Thursday, January 19, 2006

Day Five AM - Magic Kingdom

My day began at 6:30 AM with the usual character wake-up call. I used one of my counter service dining credits on the Waffle Platter from the Food Court. Today was the day we were taking the “Keys to the Kingdom” Tour and I knew we wouldn’t be able to eat until lunchtime.

The bus to the Magic Kingdom pulled up just as we arrived at the bus stop and we were on our way. Even though the park hadn’t officially opened yet, we were able to duck under the rope and make our way to the tour check-in area located next door to City Hall on Main Street. We checked in and were given a tour badge with our names on it and a radio with an earpiece to wear during the tour. We also made our lunch selections from a menu. Coffee and bottled water were available to us.

Our tour guide’s name was Mandy and she had first come to work at WDW through the college program. We began on Main Street, stopping periodically for Mandy to share interesting bits of information about the Park. She also explained to us the four Keys to the Kingdom: Safety, Courtesy, Show and Effeciency and we discussed examples of each that we found on Main Street. Our next stop was Adventureland were we boarded our own Jungle Cruise boat. More bits of information and trivia were shared during the cruise.

Moving from Adventureland, we moved to the far end of Frontierland and after waving at the passing train, were treated to a tour of the backstage area. Making our way down the road to the gate in the fence, Mandy pointed out a line painted in the road and explained that it marked the boundary between what is considered “onstage” and “backstage.” Anyone in the “onstage” could possibly be seen by a guest passing by and they should ensure that they are in character.

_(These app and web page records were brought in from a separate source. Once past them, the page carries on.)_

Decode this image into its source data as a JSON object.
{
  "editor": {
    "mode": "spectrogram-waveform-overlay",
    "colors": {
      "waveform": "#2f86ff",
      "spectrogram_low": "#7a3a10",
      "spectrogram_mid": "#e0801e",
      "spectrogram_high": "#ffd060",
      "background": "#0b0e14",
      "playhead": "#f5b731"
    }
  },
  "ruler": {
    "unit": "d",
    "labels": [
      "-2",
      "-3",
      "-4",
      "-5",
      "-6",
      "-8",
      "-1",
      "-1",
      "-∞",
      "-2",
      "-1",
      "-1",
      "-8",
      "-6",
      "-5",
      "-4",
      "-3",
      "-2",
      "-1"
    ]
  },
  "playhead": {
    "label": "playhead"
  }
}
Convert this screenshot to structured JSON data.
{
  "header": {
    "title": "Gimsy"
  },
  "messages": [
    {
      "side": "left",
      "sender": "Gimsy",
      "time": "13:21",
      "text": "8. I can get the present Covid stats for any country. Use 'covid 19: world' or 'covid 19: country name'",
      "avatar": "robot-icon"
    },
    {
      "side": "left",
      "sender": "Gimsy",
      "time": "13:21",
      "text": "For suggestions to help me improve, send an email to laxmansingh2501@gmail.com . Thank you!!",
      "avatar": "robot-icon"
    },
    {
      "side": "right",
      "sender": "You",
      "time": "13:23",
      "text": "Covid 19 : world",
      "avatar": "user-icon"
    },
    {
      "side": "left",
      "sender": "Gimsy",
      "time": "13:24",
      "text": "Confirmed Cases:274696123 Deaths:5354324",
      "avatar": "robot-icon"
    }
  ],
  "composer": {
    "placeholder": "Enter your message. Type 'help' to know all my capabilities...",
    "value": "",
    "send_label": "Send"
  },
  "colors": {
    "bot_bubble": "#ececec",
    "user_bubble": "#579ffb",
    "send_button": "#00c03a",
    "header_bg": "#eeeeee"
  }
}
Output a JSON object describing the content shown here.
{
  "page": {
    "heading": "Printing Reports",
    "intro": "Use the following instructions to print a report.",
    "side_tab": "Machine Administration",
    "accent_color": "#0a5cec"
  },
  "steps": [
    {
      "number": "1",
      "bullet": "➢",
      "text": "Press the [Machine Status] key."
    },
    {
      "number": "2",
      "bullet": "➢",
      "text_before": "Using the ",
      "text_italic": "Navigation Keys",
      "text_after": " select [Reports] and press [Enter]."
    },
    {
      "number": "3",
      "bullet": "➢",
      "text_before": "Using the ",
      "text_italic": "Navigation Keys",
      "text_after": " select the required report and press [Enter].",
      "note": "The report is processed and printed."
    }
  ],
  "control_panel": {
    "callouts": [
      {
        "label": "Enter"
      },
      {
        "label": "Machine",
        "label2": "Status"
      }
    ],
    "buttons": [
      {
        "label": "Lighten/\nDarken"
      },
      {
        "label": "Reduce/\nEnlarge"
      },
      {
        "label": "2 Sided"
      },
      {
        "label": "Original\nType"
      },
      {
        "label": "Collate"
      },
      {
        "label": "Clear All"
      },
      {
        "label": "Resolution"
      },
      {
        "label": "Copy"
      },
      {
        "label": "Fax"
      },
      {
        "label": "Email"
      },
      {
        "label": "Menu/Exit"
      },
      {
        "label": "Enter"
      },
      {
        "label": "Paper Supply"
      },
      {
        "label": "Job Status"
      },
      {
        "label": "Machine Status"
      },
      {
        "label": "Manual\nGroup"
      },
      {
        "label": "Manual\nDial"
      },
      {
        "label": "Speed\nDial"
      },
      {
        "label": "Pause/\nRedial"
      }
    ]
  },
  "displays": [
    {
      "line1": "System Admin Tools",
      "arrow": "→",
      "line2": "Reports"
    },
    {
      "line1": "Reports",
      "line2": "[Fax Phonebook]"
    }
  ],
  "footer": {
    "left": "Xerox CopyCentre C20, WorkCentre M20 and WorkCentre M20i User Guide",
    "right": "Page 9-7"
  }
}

Backstage was pretty average looking which didn’t really come as a surprise. There’s no reason for any type of theming in that area. We saw warehouses containing the floats for the parades and a hippo that had been brought from the Jungle Cruise to have his tooth repaired. Interestingly, only the portion of the hippo that actually showed above the water was built to look like a hippo.

After returning to the Park, we made our way back through Frontierland where Mandy pointed out the RFID’s imbedded along the parade route. RFID stands for Radio Frequency Identification and is used by Disney to monitor the position of the float as well as control the lights and music on the float to make sure it stays in sync with the rest of the parade.

Lunch was at the Columbia Harbour House restaurant which serves sandwiches, fish and chips and chicken strips. The entire upstairs dining area was reserved for the tours and we entered the dining area to find the lunches we had pre-ordered that morning waiting for us. We were also given a pin shaped like a key as a memento of our “Keys to the Kingdom” tour.

After lunch we rode the Haunted Mansion, during which time Mandy tried to communicate interesting bits of information to us via the earpieces we were wearing. At least I think that’s what she was doing. All Jason and I heard was a bunch of static.

Exiting the Haunted Mansion, we made our way through Fantasyland and the Castle and back to Main Street. We entered one of the shops and made our way to the back of the store where we again went backstage. There were actually two sets of doors situated a few feet apart that we had to go through. This was to prevent any guest shopping in the store to see backstage, thereby increasing the mystery of the backstage area. The two sets of doors were not supposed to be opened at the same time, so a few of us at time had to go through the first set of doors, wait in the small space, then once the first set of doors were firmly closed we could proceed through the second set of doors.

This backstage area looked very similar to the first area we visited, only this time we were led to a set of stairs and invited to descend into the bowels of the Park, the infamous tunnel called the Utilidor. This underground tunnel is used to transport food, merchandise, trash and employees to and from different areas of the Park. We toured through the halls, stopping periodically so Mandy could impart interesting information. One stop was in front of a large bulletin board and computer kiosk where Cast Members could check their schedules and pick up their daily pocket schedule. In spite of being told at the beginning of the tour that we were allowed to take anything from backstage, one man picked up one of the pocket schedules. Mandy immediately spotted it and asked him to return it, which he very sheepishly did. Also posted on the board were seven traits of good customer service. Each one was based on one of the Seven Dwarfs. For example: Bashful: Don’t be shy, make eye contact with each guest. I wish I could remember the rest of them.

After wandering around the tunnel for a while, we emerged into the bright sun only to find ourselves in the VIP Cast Member parking lot. This lot is limited to a small number of important cast members. The majority of cast members park in a lot located at the edge of the property and take a bus to the cast member entrance. It was here that Mandy showed us the spot where Tinkerbelle lands after she makes her magical flight from the castle during the fireworks.

It was now time for the tour to end so we followed Mandy through a gate and emerged near the very front of the Park next to Tony’s Italian Restaurant. We gave Mandy back our earpieces and thanked her for a wonderful tour. Before leaving the park to go back to the hotel for a rest, we stopped by City Hall to fill out a compliment card. Unlike Disneyland where they give you a form to complete, the Cast Member filled out the form for us. It was a little awkward, but much quicker than agonizing over what to say.


Post a Comment

<< Home